The United Nations Global Compact's Sustainable Ocean Business Action Platform brings together representatives from governments, academia and business to determine how ocean industries can advance towards the Sustainable Development Goals (SDGs). The Platform's work is based on the Ten Principles of the United Nations Global Compact, which outline the responsibilities of business in the areas of human rights, labour, the environment and anti-corruption.
The ocean is vital for the well-being and prosperity of humanity. To realize the global ambitions outlined by the SDGs, we face the need to expand our use of the ocean.
However, the production of food, raw materials, energy and transport services will need to be sustainable in order to contribute to the reduction of global warming and environmental degradation. Today, threats such as overfishing, marine litter and acidification have made ocean health very fragile.
For the second year, the Global Compact Network Italy launches the "SDG Pioneer Local Round" campaign to identify a new SDG Pioneer Italy.
Using business as a positive force to support SDGs: in line with this vision, the competition aims to identify and celebrate a Business Professional active at any level within a Global Compact member company (directly, or as a Subsidiary) and daily engaged in the advancement of Agenda 2030.
On 15 and 16 June, the Leaders Summit 2020 promoted by the UN Global Compact will be held in New York at the United Nations headquarters and the Jacob Javits Center. On the occasion, the 20th anniversary of the Global Compact will also be celebrated.
The ceremony will be held in the iconic UN General Assembly Hall.
It was on January 31, 1999, when former UN Secretary General Kofi Annan launched the Global Compact at the World Economic Forum in Davos, inviting all actors of sustainable development to join the newborn movement.
Developed by the UN Global Compact together with B Lab, the SDG Action Manager is the new web-based solution for companies committed to advancing the Sustainable Development Goals, whatever the location, size and production sector. A new internal assessment tool on corporate performance related to sustainability, which allows to set growth targets in the most strategic areas where the development potential remains high. Internal assessment, such as dynamic self-assessment, benchmarking, and improvement.
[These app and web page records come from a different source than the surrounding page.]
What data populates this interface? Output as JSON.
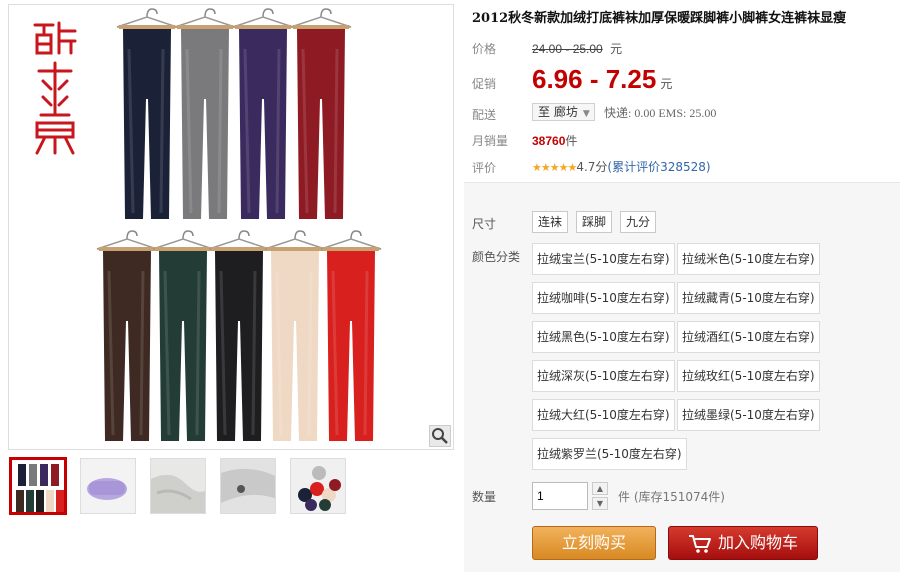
{
  "title": "2012秋冬新款加绒打底裤袜加厚保暖踩脚裤小脚裤女连裤袜显瘦",
  "brand_logo": "酷爽男",
  "price": {
    "label": "价格",
    "original": "24.00 - 25.00",
    "unit": "元"
  },
  "promo": {
    "label": "促销",
    "value": "6.96 - 7.25",
    "unit": "元"
  },
  "delivery": {
    "label": "配送",
    "location": "至 廊坊",
    "shipping": "快递: 0.00 EMS: 25.00"
  },
  "monthly_sales": {
    "label": "月销量",
    "value": "38760",
    "unit": "件"
  },
  "rating": {
    "label": "评价",
    "stars": "★★★★★",
    "score": "4.7分",
    "link": "(累计评价328528)"
  },
  "size": {
    "label": "尺寸",
    "options": [
      "连袜",
      "踩脚",
      "九分"
    ]
  },
  "color": {
    "label": "颜色分类",
    "options": [
      "拉绒宝兰(5-10度左右穿)",
      "拉绒米色(5-10度左右穿)",
      "拉绒咖啡(5-10度左右穿)",
      "拉绒藏青(5-10度左右穿)",
      "拉绒黑色(5-10度左右穿)",
      "拉绒酒红(5-10度左右穿)",
      "拉绒深灰(5-10度左右穿)",
      "拉绒玫红(5-10度左右穿)",
      "拉绒大红(5-10度左右穿)",
      "拉绒墨绿(5-10度左右穿)",
      "拉绒紫罗兰(5-10度左右穿)"
    ]
  },
  "quantity": {
    "label": "数量",
    "value": "1",
    "note": "件 (库存151074件)"
  },
  "buttons": {
    "buy_now": "立刻购买",
    "add_to_cart": "加入购物车"
  },
  "icons": {
    "zoom": "magnifier-icon",
    "cart": "cart-icon",
    "stepper_up": "triangle-up-icon",
    "stepper_down": "triangle-down-icon"
  },
  "colors": {
    "price_red": "#c40000",
    "buy_orange": "#e09a3a",
    "cart_red": "#b8141a"
  },
  "pants_colors_top": [
    "#1b2238",
    "#7a7a7c",
    "#3b2a5e",
    "#8e1a24"
  ],
  "pants_colors_bottom": [
    "#3e2a22",
    "#233d36",
    "#1e1e20",
    "#f0d9c4",
    "#d8201e"
  ]
}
More specifically, according to a logic “learn at every step”, the platform makes it easier for the company to: - select SDGs relevant to its business; - assess the impact of the business model and supply chain in terms of progress in Agenda 2030; - identify areas of risk/improvement; - plangrowth objectives and monitor them.
Dear UN Global Compact Participant,
Welcome to the Decade of Action: As we enter into 2020, allow me to share with you some reflections about my fears, hopes and great expectations for an important year — at the threshold of a critically important new decade that UN Secretary-General António Guterres has named the “Decade of Action".
I fear that we are running out of time: At the startline for the Decade of Action, the world is falling badly behind in the race to avert the climate crisis. 2019 was the hottest year on record, concluding the hottest decade on record. And the trend is set to continue. In November 2019, 11,000 climate scientists sounded the alarm, saying the Earth is “clearly and unequivocally” facing a climate emergency and warning that we are running out of time to reverse the trend.
We are all impacted by climate change. Heatwaves, wildfires, storms, droughts, floods and rising sea levels are threatening the livelihoods and safety of billions of people. For some, survival relies on global leadership and action NOW. In May 2019, the UN Secretary-General visited Tuvalu, a country that, together with other island countries in the Pacific Ocean, faces sea-level rise four times greater than the global average. And yet, despite hard scientific data and living proof, we all left disappointed from COP 25 in Madrid and its urgent call to Governments to transition away from dependence on fossil fuels. In fact, rather than falling, CO2 emissions continue to rise.